## EXERCISE GOAL
All that is wanted is an exact copy of the lines below, starting at the one that contains "Extract the structured" and running to the end.

(Data entries)

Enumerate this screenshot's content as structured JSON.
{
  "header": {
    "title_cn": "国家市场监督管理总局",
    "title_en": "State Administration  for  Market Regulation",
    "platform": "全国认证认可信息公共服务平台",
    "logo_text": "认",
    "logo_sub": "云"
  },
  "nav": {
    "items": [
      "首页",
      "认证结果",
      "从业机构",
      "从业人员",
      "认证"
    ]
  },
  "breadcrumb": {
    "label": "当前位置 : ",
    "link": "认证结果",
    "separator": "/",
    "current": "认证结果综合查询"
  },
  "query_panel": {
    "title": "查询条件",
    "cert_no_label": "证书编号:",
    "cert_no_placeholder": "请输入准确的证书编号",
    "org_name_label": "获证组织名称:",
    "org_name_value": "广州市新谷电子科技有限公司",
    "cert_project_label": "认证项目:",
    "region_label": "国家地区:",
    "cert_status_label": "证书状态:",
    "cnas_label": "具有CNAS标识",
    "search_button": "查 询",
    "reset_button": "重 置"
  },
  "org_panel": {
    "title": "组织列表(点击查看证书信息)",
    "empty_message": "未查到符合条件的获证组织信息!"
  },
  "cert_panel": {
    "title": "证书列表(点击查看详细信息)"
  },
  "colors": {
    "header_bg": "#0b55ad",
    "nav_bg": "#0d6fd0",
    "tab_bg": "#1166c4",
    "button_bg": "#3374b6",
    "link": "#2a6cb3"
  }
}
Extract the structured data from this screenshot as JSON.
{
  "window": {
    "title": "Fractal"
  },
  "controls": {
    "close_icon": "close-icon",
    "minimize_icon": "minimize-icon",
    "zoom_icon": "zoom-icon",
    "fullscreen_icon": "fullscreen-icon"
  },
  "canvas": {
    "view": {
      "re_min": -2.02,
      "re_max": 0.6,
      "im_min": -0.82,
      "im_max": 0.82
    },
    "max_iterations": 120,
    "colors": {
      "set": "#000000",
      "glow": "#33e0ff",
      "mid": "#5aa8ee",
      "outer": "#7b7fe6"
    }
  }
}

## EXERCISE RESULT
Extract the structured data from this screenshot as JSON.
{
  "window": {
    "title": "Fractal"
  },
  "controls": {
    "close_icon": "close-icon",
    "minimize_icon": "minimize-icon",
    "zoom_icon": "zoom-icon",
    "fullscreen_icon": "fullscreen-icon"
  },
  "canvas": {
    "view": {
      "re_min": -2.02,
      "re_max": 0.6,
      "im_min": -0.82,
      "im_max": 0.82
    },
    "max_iterations": 120,
    "colors": {
      "set": "#000000",
      "glow": "#33e0ff",
      "mid": "#5aa8ee",
      "outer": "#7b7fe6"
    }
  }
}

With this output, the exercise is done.